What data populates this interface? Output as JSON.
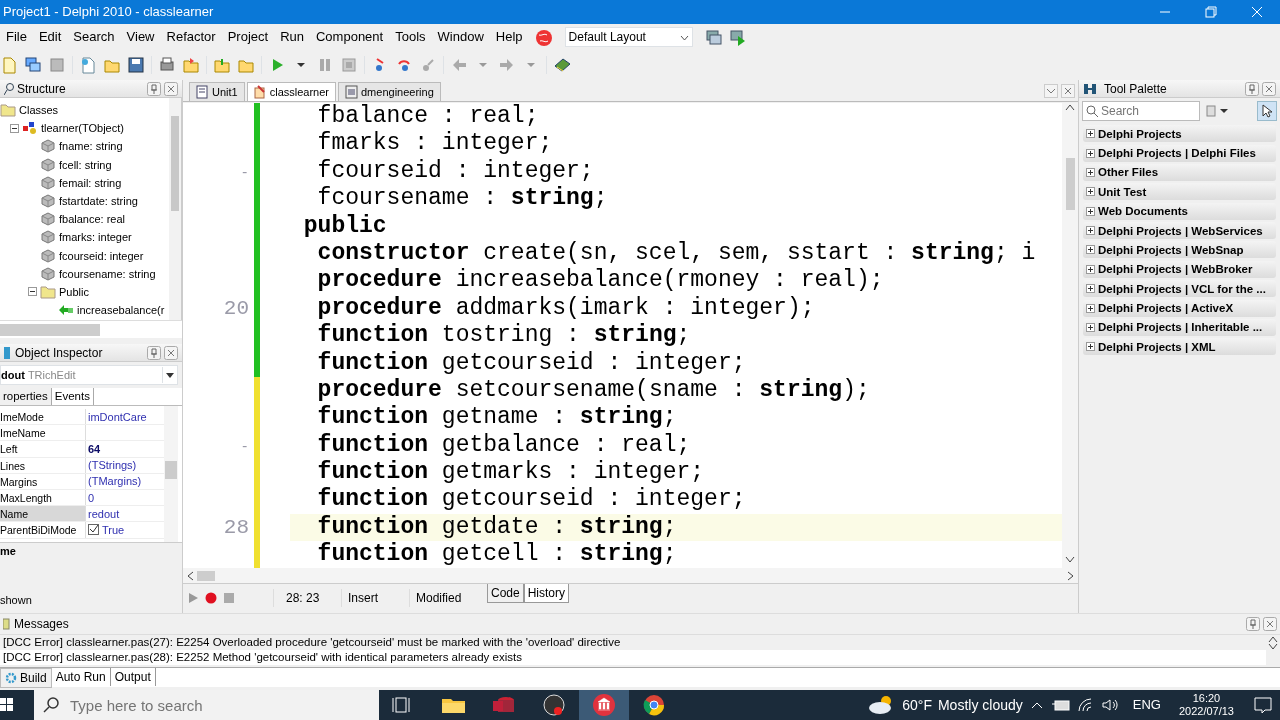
{
  "window": {
    "title": "Project1 - Delphi 2010 - classlearner"
  },
  "menu": [
    "File",
    "Edit",
    "Search",
    "View",
    "Refactor",
    "Project",
    "Run",
    "Component",
    "Tools",
    "Window",
    "Help"
  ],
  "layout_select": {
    "value": "Default Layout"
  },
  "structure": {
    "title": "Structure",
    "tree": [
      {
        "label": "Classes",
        "kind": "folder",
        "children": [
          {
            "label": "tlearner(TObject)",
            "kind": "class",
            "expanded": true,
            "children": [
              {
                "label": "fname: string",
                "kind": "field"
              },
              {
                "label": "fcell: string",
                "kind": "field"
              },
              {
                "label": "femail: string",
                "kind": "field"
              },
              {
                "label": "fstartdate: string",
                "kind": "field"
              },
              {
                "label": "fbalance: real",
                "kind": "field"
              },
              {
                "label": "fmarks: integer",
                "kind": "field"
              },
              {
                "label": "fcourseid: integer",
                "kind": "field"
              },
              {
                "label": "fcoursename: string",
                "kind": "field"
              },
              {
                "label": "Public",
                "kind": "folder",
                "expanded": true,
                "children": [
                  {
                    "label": "increasebalance(r",
                    "kind": "method"
                  }
                ]
              }
            ]
          }
        ]
      }
    ]
  },
  "object_inspector": {
    "title": "Object Inspector",
    "component_name": "dout",
    "component_type": "TRichEdit",
    "tabs": [
      {
        "label": "roperties",
        "selected": true
      },
      {
        "label": "Events",
        "selected": false
      }
    ],
    "properties": [
      {
        "name": "ImeMode",
        "value": "imDontCare",
        "modified": false,
        "selected": false
      },
      {
        "name": "ImeName",
        "selected": false
      },
      {
        "name": "Left",
        "value": "64",
        "modified": true,
        "selected": false
      },
      {
        "name": "Lines",
        "value": "(TStrings)",
        "modified": false,
        "selected": false
      },
      {
        "name": "Margins",
        "value": "(TMargins)",
        "modified": false,
        "selected": false
      },
      {
        "name": "MaxLength",
        "value": "0",
        "modified": false,
        "selected": false
      },
      {
        "name": "Name",
        "value": "redout",
        "modified": false,
        "selected": true
      },
      {
        "name": "ParentBiDiMode",
        "value": "True",
        "kind": "checkbox",
        "checked": true,
        "modified": false,
        "selected": false
      }
    ],
    "description": "me",
    "status": "shown"
  },
  "editor": {
    "tabs": [
      {
        "label": "Unit1",
        "selected": false
      },
      {
        "label": "classlearner",
        "selected": true
      },
      {
        "label": "dmengineering",
        "selected": false
      }
    ],
    "lines": [
      {
        "modified": false,
        "current": false,
        "text": "  fbalance : real;"
      },
      {
        "modified": false,
        "current": false,
        "text": "  fmarks : integer;"
      },
      {
        "gutter": "-",
        "modified": false,
        "current": false,
        "text": "  fcourseid : integer;"
      },
      {
        "modified": false,
        "current": false,
        "text": "  fcoursename : **string**;"
      },
      {
        "modified": false,
        "current": false,
        "text": " **public**"
      },
      {
        "modified": false,
        "current": false,
        "text": "  **constructor** create(sn, scel, sem, sstart : **string**; i"
      },
      {
        "modified": false,
        "current": false,
        "text": "  **procedure** increasebalance(rmoney : real);"
      },
      {
        "gutter": "20",
        "modified": false,
        "current": false,
        "text": "  **procedure** addmarks(imark : integer);"
      },
      {
        "modified": false,
        "current": false,
        "text": "  **function** tostring : **string**;"
      },
      {
        "modified": false,
        "current": false,
        "text": "  **function** getcourseid : integer;"
      },
      {
        "modified": true,
        "current": false,
        "text": "  **procedure** setcoursename(sname : **string**);"
      },
      {
        "modified": true,
        "current": false,
        "text": "  **function** getname : **string**;"
      },
      {
        "gutter": "-",
        "modified": true,
        "current": false,
        "text": "  **function** getbalance : real;"
      },
      {
        "modified": true,
        "current": false,
        "text": "  **function** getmarks : integer;"
      },
      {
        "modified": true,
        "current": false,
        "text": "  **function** getcourseid : integer;"
      },
      {
        "gutter": "28",
        "modified": true,
        "current": true,
        "text": "  **function** getdate : **string**;"
      },
      {
        "modified": true,
        "current": false,
        "text": "  **function** getcell : **string**;"
      }
    ],
    "position": "28: 23",
    "mode": "Insert",
    "state": "Modified",
    "view_tabs": [
      {
        "label": "Code",
        "selected": true
      },
      {
        "label": "History",
        "selected": false
      }
    ]
  },
  "tool_palette": {
    "title": "Tool Palette",
    "search_placeholder": "Search",
    "categories": [
      "Delphi Projects",
      "Delphi Projects | Delphi Files",
      "Other Files",
      "Unit Test",
      "Web Documents",
      "Delphi Projects | WebServices",
      "Delphi Projects | WebSnap",
      "Delphi Projects | WebBroker",
      "Delphi Projects | VCL for the ...",
      "Delphi Projects | ActiveX",
      "Delphi Projects | Inheritable ...",
      "Delphi Projects | XML"
    ]
  },
  "messages": {
    "title": "Messages",
    "lines": [
      "[DCC Error] classlearner.pas(27): E2254 Overloaded procedure 'getcourseid' must be marked with the 'overload' directive",
      "[DCC Error] classlearner.pas(28): E2252 Method 'getcourseid' with identical parameters already exists"
    ],
    "tabs": [
      {
        "label": "Build",
        "selected": true
      },
      {
        "label": "Auto Run",
        "selected": false
      },
      {
        "label": "Output",
        "selected": false
      }
    ]
  },
  "taskbar": {
    "search_placeholder": "Type here to search",
    "temperature": "60°F",
    "weather": "Mostly cloudy",
    "language": "ENG",
    "time": "16:20",
    "date": "2022/07/13"
  }
}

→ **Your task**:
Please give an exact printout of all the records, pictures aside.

→ **Written solution**:
What data populates this interface? Output as JSON.
{
  "window": {
    "title": "Project1 - Delphi 2010 - classlearner"
  },
  "menu": [
    "File",
    "Edit",
    "Search",
    "View",
    "Refactor",
    "Project",
    "Run",
    "Component",
    "Tools",
    "Window",
    "Help"
  ],
  "layout_select": {
    "value": "Default Layout"
  },
  "structure": {
    "title": "Structure",
    "tree": [
      {
        "label": "Classes",
        "kind": "folder",
        "children": [
          {
            "label": "tlearner(TObject)",
            "kind": "class",
            "expanded": true,
            "children": [
              {
                "label": "fname: string",
                "kind": "field"
              },
              {
                "label": "fcell: string",
                "kind": "field"
              },
              {
                "label": "femail: string",
                "kind": "field"
              },
              {
                "label": "fstartdate: string",
                "kind": "field"
              },
              {
                "label": "fbalance: real",
                "kind": "field"
              },
              {
                "label": "fmarks: integer",
                "kind": "field"
              },
              {
                "label": "fcourseid: integer",
                "kind": "field"
              },
              {
                "label": "fcoursename: string",
                "kind": "field"
              },
              {
                "label": "Public",
                "kind": "folder",
                "expanded": true,
                "children": [
                  {
                    "label": "increasebalance(r",
                    "kind": "method"
                  }
                ]
              }
            ]
          }
        ]
      }
    ]
  },
  "object_inspector": {
    "title": "Object Inspector",
    "component_name": "dout",
    "component_type": "TRichEdit",
    "tabs": [
      {
        "label": "roperties",
        "selected": true
      },
      {
        "label": "Events",
        "selected": false
      }
    ],
    "properties": [
      {
        "name": "ImeMode",
        "value": "imDontCare",
        "modified": false,
        "selected": false
      },
      {
        "name": "ImeName",
        "selected": false
      },
      {
        "name": "Left",
        "value": "64",
        "modified": true,
        "selected": false
      },
      {
        "name": "Lines",
        "value": "(TStrings)",
        "modified": false,
        "selected": false
      },
      {
        "name": "Margins",
        "value": "(TMargins)",
        "modified": false,
        "selected": false
      },
      {
        "name": "MaxLength",
        "value": "0",
        "modified": false,
        "selected": false
      },
      {
        "name": "Name",
        "value": "redout",
        "modified": false,
        "selected": true
      },
      {
        "name": "ParentBiDiMode",
        "value": "True",
        "kind": "checkbox",
        "checked": true,
        "modified": false,
        "selected": false
      }
    ],
    "description": "me",
    "status": "shown"
  },
  "editor": {
    "tabs": [
      {
        "label": "Unit1",
        "selected": false
      },
      {
        "label": "classlearner",
        "selected": true
      },
      {
        "label": "dmengineering",
        "selected": false
      }
    ],
    "lines": [
      {
        "modified": false,
        "current": false,
        "text": "  fbalance : real;"
      },
      {
        "modified": false,
        "current": false,
        "text": "  fmarks : integer;"
      },
      {
        "gutter": "-",
        "modified": false,
        "current": false,
        "text": "  fcourseid : integer;"
      },
      {
        "modified": false,
        "current": false,
        "text": "  fcoursename : **string**;"
      },
      {
        "modified": false,
        "current": false,
        "text": " **public**"
      },
      {
        "modified": false,
        "current": false,
        "text": "  **constructor** create(sn, scel, sem, sstart : **string**; i"
      },
      {
        "modified": false,
        "current": false,
        "text": "  **procedure** increasebalance(rmoney : real);"
      },
      {
        "gutter": "20",
        "modified": false,
        "current": false,
        "text": "  **procedure** addmarks(imark : integer);"
      },
      {
        "modified": false,
        "current": false,
        "text": "  **function** tostring : **string**;"
      },
      {
        "modified": false,
        "current": false,
        "text": "  **function** getcourseid : integer;"
      },
      {
        "modified": true,
        "current": false,
        "text": "  **procedure** setcoursename(sname : **string**);"
      },
      {
        "modified": true,
        "current": false,
        "text": "  **function** getname : **string**;"
      },
      {
        "gutter": "-",
        "modified": true,
        "current": false,
        "text": "  **function** getbalance : real;"
      },
      {
        "modified": true,
        "current": false,
        "text": "  **function** getmarks : integer;"
      },
      {
        "modified": true,
        "current": false,
        "text": "  **function** getcourseid : integer;"
      },
      {
        "gutter": "28",
        "modified": true,
        "current": true,
        "text": "  **function** getdate : **string**;"
      },
      {
        "modified": true,
        "current": false,
        "text": "  **function** getcell : **string**;"
      }
    ],
    "position": "28: 23",
    "mode": "Insert",
    "state": "Modified",
    "view_tabs": [
      {
        "label": "Code",
        "selected": true
      },
      {
        "label": "History",
        "selected": false
      }
    ]
  },
  "tool_palette": {
    "title": "Tool Palette",
    "search_placeholder": "Search",
    "categories": [
      "Delphi Projects",
      "Delphi Projects | Delphi Files",
      "Other Files",
      "Unit Test",
      "Web Documents",
      "Delphi Projects | WebServices",
      "Delphi Projects | WebSnap",
      "Delphi Projects | WebBroker",
      "Delphi Projects | VCL for the ...",
      "Delphi Projects | ActiveX",
      "Delphi Projects | Inheritable ...",
      "Delphi Projects | XML"
    ]
  },
  "messages": {
    "title": "Messages",
    "lines": [
      "[DCC Error] classlearner.pas(27): E2254 Overloaded procedure 'getcourseid' must be marked with the 'overload' directive",
      "[DCC Error] classlearner.pas(28): E2252 Method 'getcourseid' with identical parameters already exists"
    ],
    "tabs": [
      {
        "label": "Build",
        "selected": true
      },
      {
        "label": "Auto Run",
        "selected": false
      },
      {
        "label": "Output",
        "selected": false
      }
    ]
  },
  "taskbar": {
    "search_placeholder": "Type here to search",
    "temperature": "60°F",
    "weather": "Mostly cloudy",
    "language": "ENG",
    "time": "16:20",
    "date": "2022/07/13"
  }
}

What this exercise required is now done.